Feverfew flowers look very much like a small white daisies and, like the daisy, feverfew is a member of the Chrysanthemum family. It will self-seed and come back year after year as a perennial in USDA zones 5 and above; treat it as an annual in northern climates. Its bright green leaves have a sharp, bitter taste, making it unpleasant to bees, so avoid planting it near flowers that need pollination, but do plant it near plants you wish to protect from pests. Its only real cultural requirement is well-draining soil. Does this Spark an idea?
1. Plant feverfew in full sun in well-draining soil. It is more susceptible to mildew if planted in the shade.
2. Use feverfew as a perennial border plant, but keep it mind that it can grow quite tall, up to two and a half feet. Elisabeth Sheldon, in an article for “The Herb Companion,” recommends cutting it back to half its size in the spring to keep it from hiding the rest of the garden. This will cause it to bloom later but will prevent it from growing into a massive bush.
3. Reset new plants in the spring. Adult feverfew has a tendency to lean over and take root where the stems touch the ground, resulting in a new plant you can cut away from the parent in the spring.

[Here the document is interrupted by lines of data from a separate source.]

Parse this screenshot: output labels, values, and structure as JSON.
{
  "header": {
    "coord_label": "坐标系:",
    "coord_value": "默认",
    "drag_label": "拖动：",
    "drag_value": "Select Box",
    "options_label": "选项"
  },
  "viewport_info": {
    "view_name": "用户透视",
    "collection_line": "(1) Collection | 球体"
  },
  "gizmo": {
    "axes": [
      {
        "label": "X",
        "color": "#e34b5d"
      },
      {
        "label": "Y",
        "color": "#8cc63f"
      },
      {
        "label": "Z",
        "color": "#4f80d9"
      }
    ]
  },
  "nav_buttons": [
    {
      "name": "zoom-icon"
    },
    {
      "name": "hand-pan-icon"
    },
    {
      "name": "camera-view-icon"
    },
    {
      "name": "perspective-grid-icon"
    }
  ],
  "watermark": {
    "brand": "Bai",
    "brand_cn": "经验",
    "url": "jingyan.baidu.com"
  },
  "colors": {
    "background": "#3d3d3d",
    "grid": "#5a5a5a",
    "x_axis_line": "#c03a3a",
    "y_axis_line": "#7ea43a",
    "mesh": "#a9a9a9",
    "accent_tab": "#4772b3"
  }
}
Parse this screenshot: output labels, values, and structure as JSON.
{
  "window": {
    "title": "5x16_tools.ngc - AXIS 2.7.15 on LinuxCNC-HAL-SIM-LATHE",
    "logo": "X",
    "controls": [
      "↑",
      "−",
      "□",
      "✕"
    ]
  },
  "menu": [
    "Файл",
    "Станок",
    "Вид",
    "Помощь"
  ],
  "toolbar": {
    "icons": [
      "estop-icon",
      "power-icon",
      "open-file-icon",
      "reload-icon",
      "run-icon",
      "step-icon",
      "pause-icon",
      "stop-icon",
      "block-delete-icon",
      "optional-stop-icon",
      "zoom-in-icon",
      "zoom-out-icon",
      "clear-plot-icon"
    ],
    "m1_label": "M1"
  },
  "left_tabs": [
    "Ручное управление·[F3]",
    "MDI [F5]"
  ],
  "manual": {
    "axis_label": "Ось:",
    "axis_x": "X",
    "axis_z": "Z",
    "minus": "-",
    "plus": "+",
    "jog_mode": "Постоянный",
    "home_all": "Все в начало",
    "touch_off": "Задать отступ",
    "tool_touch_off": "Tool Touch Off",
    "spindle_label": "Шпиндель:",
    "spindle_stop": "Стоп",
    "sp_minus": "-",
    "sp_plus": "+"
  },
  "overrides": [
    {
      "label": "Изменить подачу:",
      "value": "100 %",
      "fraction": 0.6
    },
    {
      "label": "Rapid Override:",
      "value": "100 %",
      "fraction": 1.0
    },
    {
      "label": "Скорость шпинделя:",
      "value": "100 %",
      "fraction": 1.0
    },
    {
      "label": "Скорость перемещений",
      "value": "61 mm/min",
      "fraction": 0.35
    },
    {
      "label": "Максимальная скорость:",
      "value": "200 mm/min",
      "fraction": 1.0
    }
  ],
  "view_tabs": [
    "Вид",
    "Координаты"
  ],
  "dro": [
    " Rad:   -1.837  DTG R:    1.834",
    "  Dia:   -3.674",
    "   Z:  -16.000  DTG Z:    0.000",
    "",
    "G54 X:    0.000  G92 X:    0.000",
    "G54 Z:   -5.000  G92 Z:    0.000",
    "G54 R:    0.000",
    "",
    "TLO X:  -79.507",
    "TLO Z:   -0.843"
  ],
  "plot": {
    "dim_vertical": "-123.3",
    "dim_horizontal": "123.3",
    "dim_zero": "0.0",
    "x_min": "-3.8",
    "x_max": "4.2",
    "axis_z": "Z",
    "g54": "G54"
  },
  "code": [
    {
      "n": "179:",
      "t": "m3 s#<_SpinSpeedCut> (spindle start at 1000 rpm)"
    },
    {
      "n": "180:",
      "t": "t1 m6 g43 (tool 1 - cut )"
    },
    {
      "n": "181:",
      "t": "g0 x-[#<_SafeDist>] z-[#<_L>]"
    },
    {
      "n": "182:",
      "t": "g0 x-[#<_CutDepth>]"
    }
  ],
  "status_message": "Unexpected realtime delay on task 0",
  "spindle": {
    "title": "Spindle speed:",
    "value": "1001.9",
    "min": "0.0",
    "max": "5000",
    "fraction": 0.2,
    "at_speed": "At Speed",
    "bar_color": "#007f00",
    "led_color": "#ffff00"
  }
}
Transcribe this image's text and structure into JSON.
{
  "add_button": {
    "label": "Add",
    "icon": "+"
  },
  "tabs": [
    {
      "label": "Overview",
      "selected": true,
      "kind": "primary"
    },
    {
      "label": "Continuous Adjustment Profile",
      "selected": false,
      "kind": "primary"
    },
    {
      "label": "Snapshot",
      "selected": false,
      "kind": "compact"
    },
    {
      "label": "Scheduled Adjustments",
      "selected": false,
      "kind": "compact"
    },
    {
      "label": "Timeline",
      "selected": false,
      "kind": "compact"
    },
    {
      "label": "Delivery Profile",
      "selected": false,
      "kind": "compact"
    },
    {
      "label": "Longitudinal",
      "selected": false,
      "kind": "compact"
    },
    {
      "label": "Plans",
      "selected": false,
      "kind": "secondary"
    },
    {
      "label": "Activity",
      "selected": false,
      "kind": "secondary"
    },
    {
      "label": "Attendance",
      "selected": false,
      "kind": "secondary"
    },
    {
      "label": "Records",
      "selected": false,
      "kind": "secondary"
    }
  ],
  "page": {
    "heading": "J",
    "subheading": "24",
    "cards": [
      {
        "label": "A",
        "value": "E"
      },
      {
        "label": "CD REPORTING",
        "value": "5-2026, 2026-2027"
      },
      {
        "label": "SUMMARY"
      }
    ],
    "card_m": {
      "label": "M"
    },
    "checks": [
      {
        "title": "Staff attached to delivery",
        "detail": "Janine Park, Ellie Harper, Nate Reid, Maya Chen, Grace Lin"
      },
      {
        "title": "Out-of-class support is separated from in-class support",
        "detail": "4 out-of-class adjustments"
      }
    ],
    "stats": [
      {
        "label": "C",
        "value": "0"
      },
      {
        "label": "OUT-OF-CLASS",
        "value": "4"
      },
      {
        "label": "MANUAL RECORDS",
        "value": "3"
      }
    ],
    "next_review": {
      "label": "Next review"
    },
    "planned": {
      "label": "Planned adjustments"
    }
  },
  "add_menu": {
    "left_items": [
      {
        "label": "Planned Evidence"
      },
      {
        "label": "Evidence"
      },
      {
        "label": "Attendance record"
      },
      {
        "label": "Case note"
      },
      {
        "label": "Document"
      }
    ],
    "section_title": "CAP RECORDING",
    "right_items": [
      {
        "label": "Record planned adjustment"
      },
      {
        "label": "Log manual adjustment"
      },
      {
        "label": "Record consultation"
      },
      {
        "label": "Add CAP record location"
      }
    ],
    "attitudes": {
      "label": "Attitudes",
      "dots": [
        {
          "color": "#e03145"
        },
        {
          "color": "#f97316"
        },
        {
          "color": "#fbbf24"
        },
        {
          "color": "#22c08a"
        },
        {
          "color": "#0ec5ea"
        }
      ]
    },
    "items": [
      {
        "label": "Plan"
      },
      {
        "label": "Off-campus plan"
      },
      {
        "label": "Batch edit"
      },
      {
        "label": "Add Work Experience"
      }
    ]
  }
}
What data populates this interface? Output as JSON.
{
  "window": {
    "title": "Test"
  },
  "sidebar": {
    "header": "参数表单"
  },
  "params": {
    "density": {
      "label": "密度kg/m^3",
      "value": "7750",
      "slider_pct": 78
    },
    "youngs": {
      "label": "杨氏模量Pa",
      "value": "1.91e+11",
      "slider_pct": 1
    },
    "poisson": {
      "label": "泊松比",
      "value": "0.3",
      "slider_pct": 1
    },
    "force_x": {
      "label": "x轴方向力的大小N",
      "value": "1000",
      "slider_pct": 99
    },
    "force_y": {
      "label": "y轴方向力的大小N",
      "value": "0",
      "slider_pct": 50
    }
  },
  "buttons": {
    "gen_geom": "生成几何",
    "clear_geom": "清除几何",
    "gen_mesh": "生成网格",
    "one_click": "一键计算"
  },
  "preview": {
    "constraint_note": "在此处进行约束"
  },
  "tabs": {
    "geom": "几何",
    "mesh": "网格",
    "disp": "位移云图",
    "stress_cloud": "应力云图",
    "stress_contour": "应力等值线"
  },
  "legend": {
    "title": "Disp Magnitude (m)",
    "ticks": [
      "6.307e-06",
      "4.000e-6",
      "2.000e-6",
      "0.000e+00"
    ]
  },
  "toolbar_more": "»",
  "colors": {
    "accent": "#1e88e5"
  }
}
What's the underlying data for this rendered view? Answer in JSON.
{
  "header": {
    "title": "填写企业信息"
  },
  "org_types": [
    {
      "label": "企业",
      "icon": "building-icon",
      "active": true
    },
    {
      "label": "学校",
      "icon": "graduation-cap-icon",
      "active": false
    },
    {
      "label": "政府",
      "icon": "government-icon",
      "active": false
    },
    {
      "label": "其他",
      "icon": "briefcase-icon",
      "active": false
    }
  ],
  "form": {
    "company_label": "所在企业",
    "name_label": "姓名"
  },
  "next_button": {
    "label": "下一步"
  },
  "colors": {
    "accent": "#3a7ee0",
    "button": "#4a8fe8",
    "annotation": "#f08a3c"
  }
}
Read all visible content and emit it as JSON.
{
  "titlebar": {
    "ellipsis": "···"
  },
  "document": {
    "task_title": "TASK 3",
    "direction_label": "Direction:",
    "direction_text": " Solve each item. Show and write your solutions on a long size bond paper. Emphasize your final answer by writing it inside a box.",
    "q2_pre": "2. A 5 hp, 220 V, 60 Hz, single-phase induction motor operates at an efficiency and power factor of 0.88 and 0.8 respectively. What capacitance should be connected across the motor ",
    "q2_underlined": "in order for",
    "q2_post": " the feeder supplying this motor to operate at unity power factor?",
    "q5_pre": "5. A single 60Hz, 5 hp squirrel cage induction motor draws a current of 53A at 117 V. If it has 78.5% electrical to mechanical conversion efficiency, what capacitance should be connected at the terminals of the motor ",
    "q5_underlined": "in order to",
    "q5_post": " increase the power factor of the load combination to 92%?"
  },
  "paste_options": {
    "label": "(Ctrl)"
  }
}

4. Plant feverfew in a pot and place it on steps, a porch or a patio where you don’t want bees. It is also an effective moth repellant. Feverfew should be planted near roses, as it will deter aphids.